What you have to do
What lines of the data hold the string "this"? Pull each one out.

------------------------------------------------

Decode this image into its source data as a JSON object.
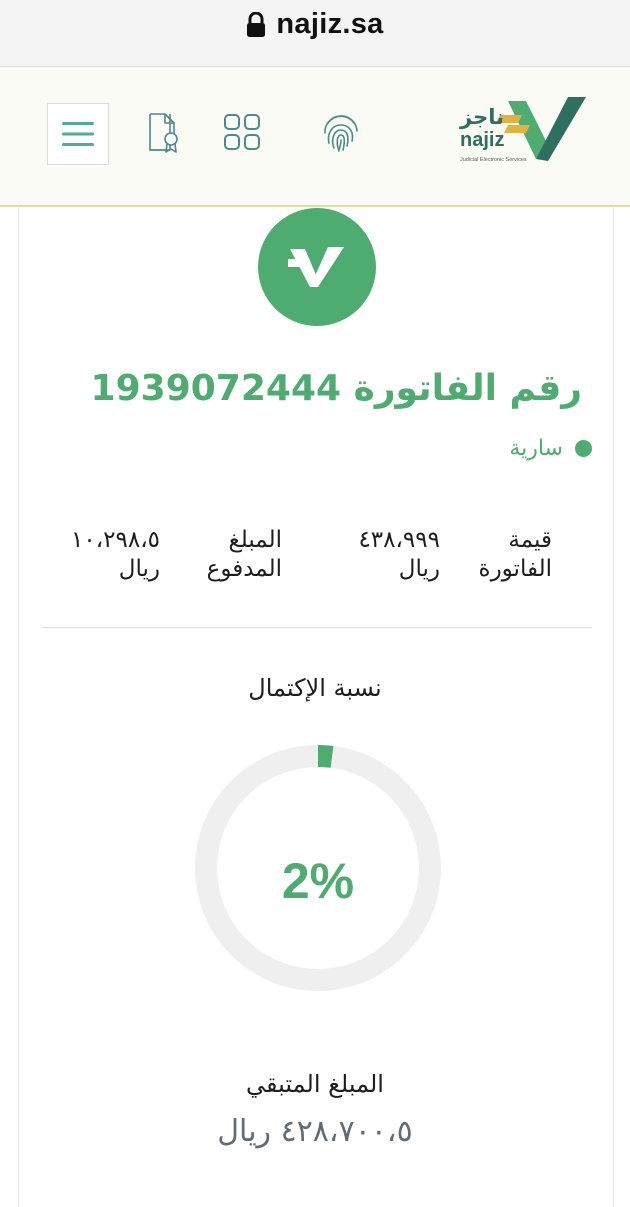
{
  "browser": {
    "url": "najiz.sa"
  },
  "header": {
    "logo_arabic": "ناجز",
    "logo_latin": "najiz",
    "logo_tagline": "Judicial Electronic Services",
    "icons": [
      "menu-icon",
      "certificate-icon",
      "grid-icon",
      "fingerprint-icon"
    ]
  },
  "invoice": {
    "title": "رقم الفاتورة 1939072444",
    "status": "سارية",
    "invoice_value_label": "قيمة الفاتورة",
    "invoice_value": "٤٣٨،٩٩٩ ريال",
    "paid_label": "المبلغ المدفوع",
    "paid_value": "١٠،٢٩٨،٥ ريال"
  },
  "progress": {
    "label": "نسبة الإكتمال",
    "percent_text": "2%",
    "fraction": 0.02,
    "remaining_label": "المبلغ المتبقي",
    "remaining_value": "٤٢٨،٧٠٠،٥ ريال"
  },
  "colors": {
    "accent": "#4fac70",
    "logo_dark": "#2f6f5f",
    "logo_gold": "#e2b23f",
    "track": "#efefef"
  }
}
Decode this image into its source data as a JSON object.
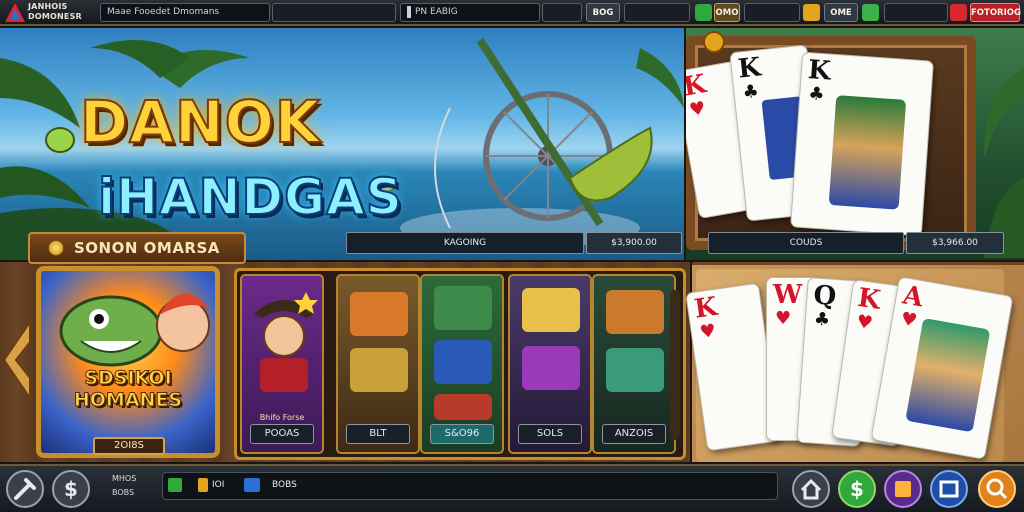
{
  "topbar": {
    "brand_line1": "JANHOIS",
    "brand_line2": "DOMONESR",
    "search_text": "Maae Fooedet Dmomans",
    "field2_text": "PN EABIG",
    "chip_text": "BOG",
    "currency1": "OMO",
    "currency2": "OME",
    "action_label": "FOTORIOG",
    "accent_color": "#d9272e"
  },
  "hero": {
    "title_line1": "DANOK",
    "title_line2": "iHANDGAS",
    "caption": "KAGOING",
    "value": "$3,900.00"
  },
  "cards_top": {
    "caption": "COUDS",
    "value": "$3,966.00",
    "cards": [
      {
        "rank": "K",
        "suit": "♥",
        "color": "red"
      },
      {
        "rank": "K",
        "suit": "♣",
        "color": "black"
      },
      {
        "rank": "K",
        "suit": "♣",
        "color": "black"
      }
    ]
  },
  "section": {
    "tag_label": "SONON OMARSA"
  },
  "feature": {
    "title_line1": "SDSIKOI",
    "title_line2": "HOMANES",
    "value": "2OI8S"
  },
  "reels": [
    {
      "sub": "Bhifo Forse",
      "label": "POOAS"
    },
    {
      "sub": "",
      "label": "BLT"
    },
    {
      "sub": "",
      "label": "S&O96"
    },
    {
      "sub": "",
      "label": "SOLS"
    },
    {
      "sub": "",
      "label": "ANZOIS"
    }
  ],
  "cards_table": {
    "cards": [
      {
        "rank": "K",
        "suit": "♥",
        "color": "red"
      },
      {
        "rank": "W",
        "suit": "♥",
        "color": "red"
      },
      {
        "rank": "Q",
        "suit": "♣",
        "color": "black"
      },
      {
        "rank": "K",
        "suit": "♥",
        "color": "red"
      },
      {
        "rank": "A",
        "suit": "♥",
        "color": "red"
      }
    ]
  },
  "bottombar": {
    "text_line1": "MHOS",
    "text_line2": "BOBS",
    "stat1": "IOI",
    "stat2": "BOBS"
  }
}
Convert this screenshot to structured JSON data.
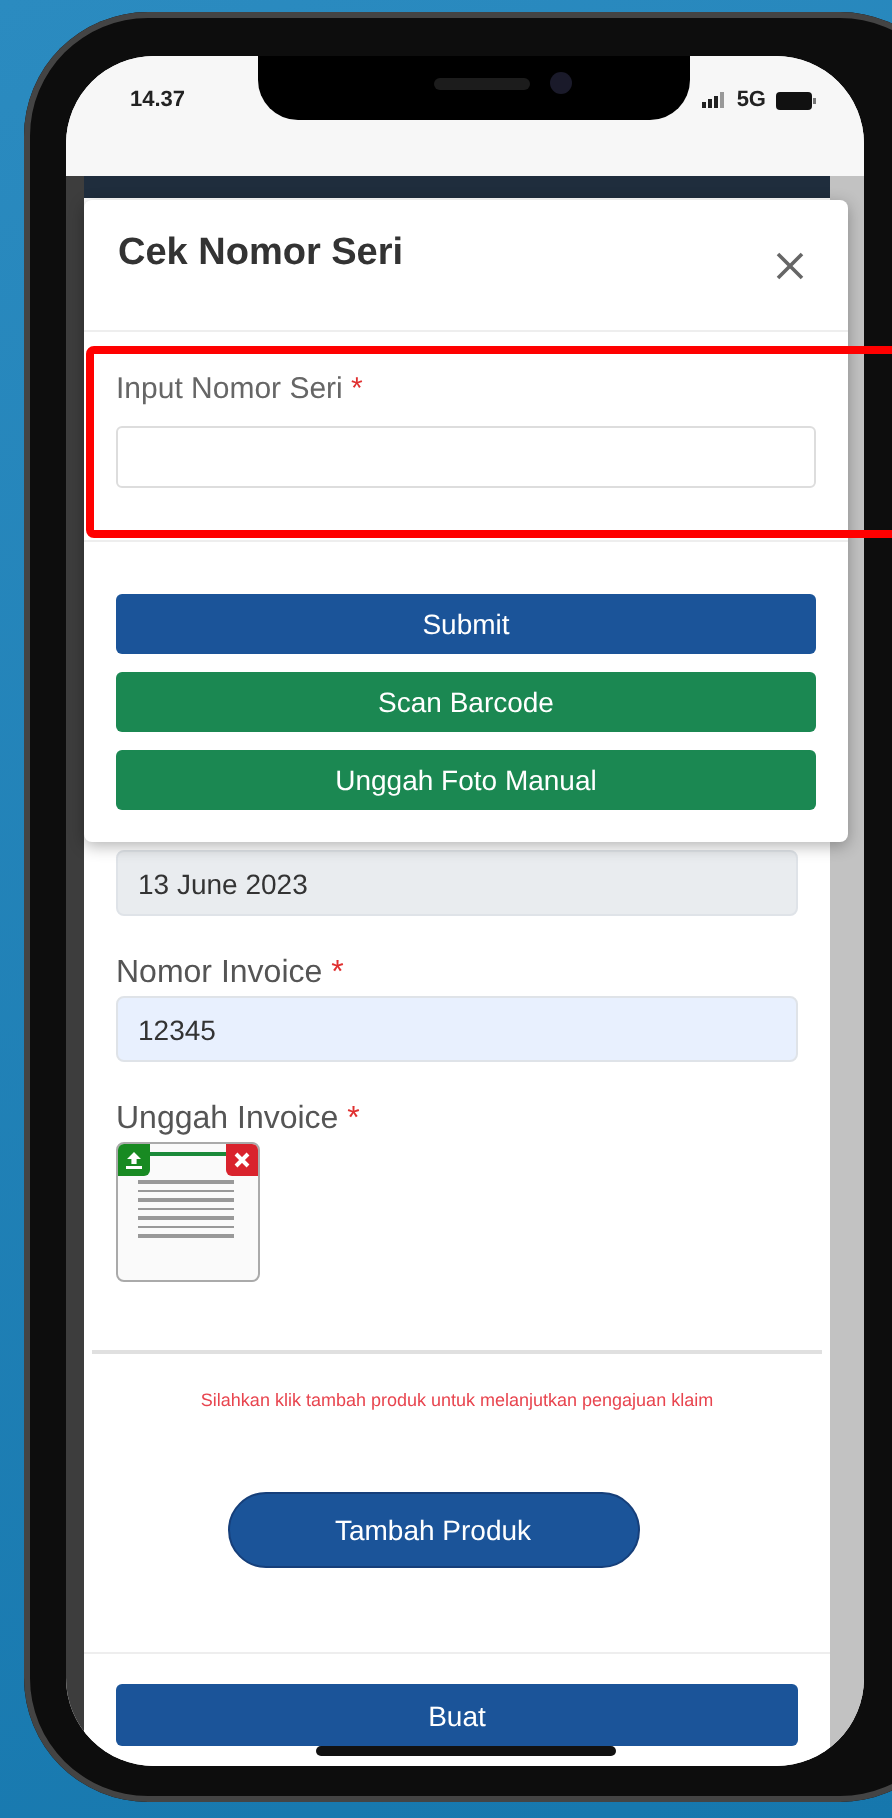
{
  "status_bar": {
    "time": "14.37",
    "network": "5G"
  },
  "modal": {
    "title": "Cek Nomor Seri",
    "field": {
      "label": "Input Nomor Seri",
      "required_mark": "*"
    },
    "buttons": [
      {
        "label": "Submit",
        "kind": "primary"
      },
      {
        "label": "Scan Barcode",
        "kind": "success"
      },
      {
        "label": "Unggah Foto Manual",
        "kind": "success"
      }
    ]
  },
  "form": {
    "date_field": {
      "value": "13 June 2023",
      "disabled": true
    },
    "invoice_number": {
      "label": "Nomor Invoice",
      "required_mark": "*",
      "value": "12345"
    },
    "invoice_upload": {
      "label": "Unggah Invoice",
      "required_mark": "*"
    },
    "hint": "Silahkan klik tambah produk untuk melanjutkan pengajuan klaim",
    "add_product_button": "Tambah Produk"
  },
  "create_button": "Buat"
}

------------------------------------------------

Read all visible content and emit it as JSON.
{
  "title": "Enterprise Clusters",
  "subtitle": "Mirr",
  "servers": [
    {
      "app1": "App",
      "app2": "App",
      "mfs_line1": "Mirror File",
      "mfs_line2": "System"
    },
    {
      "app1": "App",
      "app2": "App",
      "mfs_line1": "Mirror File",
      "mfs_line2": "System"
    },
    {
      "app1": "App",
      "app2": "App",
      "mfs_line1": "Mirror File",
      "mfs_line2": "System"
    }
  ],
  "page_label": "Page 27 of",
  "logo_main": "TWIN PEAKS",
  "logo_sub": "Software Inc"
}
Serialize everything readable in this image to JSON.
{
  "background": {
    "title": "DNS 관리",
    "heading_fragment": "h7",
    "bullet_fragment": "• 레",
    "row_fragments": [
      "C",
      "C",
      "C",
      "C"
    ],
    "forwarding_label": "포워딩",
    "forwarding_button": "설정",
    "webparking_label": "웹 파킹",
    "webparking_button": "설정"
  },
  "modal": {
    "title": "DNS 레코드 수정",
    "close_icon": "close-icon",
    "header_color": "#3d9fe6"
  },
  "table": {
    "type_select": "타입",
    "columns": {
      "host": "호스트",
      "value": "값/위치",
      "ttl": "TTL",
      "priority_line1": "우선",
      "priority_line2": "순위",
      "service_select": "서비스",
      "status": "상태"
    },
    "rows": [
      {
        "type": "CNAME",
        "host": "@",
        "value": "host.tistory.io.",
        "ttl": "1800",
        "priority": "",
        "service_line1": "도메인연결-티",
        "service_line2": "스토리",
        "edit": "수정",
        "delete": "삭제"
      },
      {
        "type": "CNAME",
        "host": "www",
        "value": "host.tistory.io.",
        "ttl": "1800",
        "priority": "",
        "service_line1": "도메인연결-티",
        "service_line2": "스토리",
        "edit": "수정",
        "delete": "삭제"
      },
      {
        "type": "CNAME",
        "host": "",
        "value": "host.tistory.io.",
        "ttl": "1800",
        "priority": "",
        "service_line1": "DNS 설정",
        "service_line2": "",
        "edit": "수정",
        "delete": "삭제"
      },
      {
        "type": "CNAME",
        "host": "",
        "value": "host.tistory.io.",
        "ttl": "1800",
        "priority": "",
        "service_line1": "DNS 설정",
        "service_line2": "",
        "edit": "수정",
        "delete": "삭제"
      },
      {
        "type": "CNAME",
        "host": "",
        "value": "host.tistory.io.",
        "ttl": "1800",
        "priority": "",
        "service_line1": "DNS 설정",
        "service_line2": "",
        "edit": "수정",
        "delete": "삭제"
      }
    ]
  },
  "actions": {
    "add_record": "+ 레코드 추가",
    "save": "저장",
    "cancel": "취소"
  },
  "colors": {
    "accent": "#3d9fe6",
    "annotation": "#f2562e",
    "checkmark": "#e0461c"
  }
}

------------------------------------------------

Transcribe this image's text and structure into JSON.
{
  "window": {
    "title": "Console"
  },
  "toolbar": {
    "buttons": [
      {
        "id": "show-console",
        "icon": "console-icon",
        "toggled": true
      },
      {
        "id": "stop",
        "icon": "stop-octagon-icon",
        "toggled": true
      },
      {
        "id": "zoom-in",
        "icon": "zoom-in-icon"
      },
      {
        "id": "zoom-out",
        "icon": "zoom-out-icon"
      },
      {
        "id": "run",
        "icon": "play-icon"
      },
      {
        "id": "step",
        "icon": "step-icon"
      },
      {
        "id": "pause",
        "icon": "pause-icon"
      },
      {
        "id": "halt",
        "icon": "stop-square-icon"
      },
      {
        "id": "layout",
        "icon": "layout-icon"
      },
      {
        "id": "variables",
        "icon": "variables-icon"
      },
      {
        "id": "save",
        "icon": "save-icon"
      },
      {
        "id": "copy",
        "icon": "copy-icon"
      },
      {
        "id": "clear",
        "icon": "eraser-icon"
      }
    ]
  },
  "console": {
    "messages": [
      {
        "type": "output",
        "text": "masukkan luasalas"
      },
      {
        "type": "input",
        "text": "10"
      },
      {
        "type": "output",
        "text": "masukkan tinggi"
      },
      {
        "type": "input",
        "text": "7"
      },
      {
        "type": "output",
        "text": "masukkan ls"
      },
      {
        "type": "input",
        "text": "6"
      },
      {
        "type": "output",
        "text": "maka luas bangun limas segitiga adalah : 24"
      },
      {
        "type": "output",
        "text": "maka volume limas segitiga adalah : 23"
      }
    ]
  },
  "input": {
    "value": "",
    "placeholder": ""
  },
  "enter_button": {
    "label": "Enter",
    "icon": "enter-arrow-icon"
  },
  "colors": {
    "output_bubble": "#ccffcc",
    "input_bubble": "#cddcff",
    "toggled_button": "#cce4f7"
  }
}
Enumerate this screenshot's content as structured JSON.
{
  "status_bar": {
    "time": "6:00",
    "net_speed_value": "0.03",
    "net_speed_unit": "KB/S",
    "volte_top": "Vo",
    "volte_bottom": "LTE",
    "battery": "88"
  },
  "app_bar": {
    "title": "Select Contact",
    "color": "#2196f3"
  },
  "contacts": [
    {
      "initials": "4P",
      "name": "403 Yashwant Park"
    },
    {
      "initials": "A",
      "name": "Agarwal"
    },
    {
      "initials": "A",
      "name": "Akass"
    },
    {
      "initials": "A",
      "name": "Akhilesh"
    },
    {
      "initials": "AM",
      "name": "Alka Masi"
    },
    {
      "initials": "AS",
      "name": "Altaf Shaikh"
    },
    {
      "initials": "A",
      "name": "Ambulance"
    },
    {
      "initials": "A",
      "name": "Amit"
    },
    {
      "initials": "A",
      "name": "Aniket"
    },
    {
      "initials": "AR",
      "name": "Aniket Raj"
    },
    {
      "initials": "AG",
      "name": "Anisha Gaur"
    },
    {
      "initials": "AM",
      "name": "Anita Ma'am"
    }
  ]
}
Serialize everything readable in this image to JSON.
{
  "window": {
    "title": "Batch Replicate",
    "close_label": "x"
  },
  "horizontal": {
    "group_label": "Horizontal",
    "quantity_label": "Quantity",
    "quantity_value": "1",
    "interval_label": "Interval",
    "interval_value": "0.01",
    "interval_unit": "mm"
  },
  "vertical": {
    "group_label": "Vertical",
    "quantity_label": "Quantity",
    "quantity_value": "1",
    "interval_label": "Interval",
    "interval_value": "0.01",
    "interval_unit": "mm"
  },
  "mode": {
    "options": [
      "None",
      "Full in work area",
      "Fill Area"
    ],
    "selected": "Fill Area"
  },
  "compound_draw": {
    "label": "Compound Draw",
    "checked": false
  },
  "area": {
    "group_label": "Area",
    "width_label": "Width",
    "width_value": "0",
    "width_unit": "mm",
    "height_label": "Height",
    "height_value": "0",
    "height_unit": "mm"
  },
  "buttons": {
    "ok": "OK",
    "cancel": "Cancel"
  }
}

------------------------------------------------

Task result
Decode this image into its source data as a JSON object.
Decode this image into its source data as a JSON object.
Convert this screenshot to structured JSON data.
Serialize everything readable in this image to JSON.
Transcribe this image's text and structure into JSON.
Enumerate this screenshot's content as structured JSON.
Serialize everything readable in this image to JSON.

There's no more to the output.